However, that's not "safe enough" for us: the jobs can still interact with each other via the file system. This post examines the directories where jobs can write into, and what can be done to remove this access.
On a typical batch system node, a user can write into the following directories:
- System temporary directories: The Linux Filesystem Hierarchy Standard (FHS) provides at least two sticky, world-writable directories, /tmp and /var/tmp. These directories are traditionally unmanaged (user processes can write an uncontrolled amount of data here) and a security issue (symlink attacks and information leaks), even when user separation is in place.
- Job Sandbox: This is a directory created by the batch system as a scratch location for the job. The contents of the directory will be cleaned out by the batch system after the job ends. For Condor, any user proxy, executable, or job stage-in files will be copied here prior to the job starting.
- Shared Filesystems: For a non-grid site, this is typically at least $HOME, and some other site-specific directory. $HOME is owned by the user running the job. On the OSG, we also have $OSG_APP for application installation (typically read-only for worker nodes) and, optionally, $OSG_DATA for data staging (writable for worker nodes). If they exist and are writable, $OSG_APP/DATA are owned by root and marked as sticky.
- GRAM directories: For non-Condor OSG sites, a few user-writable directories are needed to transfer the executable, proxy, and job stage-in files from the gatekeeper to the worker node. These default to $HOME, but can be relocated to any shared filesystem directory. For Condor-based OSG sites, this is a part of the job sandbox.
If user separation is in place and considered sufficient, filesystem isolation is taken care of for shared filesystems, GRAM directories, and the job sandbox. The systemwide temporary directories can be protected by mixing filesystem namespaces and bind mounts.
A process can be launched in its own filesystem namespace; such a process will have a copy of the system mount table. Any change made to the process's mount table will not be seen by the outside system, and will be shared with any child processes.
For example, if the user's home directory is not mounted on the host, the batch system could create a process in a new filesystem namespace and mount the home directory in that namespace. The home directory will be available to the batch job, but to no other process on the filesystem.
When the last process in the filesystem namespace exits, all mounts that are unique to that namespace will be unmounted.
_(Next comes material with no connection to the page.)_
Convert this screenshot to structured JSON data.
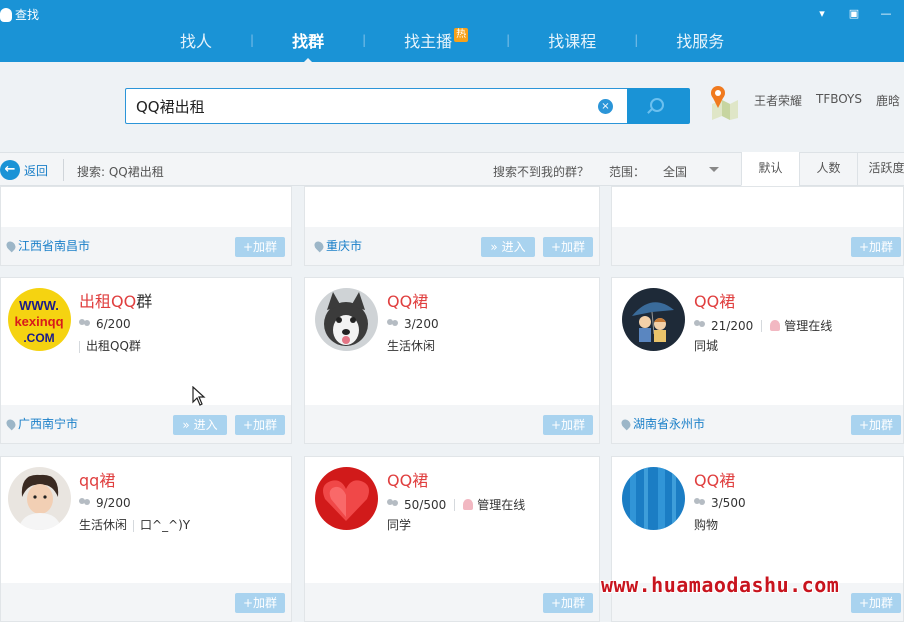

In our example, when the batch job exits, the kernel will unmount the home directory.
A bind mount makes a file or directory visible at another place in the filesystem - I think of it as mirroring the directory elsewhere. We can take the job sandbox directory, create a sub-directory, and bind-mount the sub-directory over /tmp. The process is mostly equivalent to the following shell commands (where $_CONDOR_SCRATCH_DIR is the location of the Condor job sandbox) in a filesystem namespace:
mkdir $_CONDOR_SCRATCH_DIR/tmp mount --bind $_CONDOR_SCRATCH_DIR/tmp /tmp
Afterward, any files a process creates in /tmp will actually be stored in $_CONDOR_SCRATCH_DIR/tmp - and cleaned up accordingly by Condor on job exit. Any system process not in the job will not be able to see or otherwise interfere with the contents of the job's /tmp unless it can write into $_CONDOR_SCRATCH_DIR.
Condor refers to this feature as MOUNT_UNDER_SCRATCH, and will be a part of the 7.7.5 release. This will be an admin-specified list of directories on the worker node. With it, the job will have a private copy of these directories, which will be backed by $_CONDOR_SCRATCH_DIR. The contents - and size - of these will be managed by Condor, just like anything else in the scratch directory.
If user separation is unavailable or not considered sufficient (if there are, for example, group accounts), an additional layer of isolation is needed to protect the job sandbox. A topic for a future day!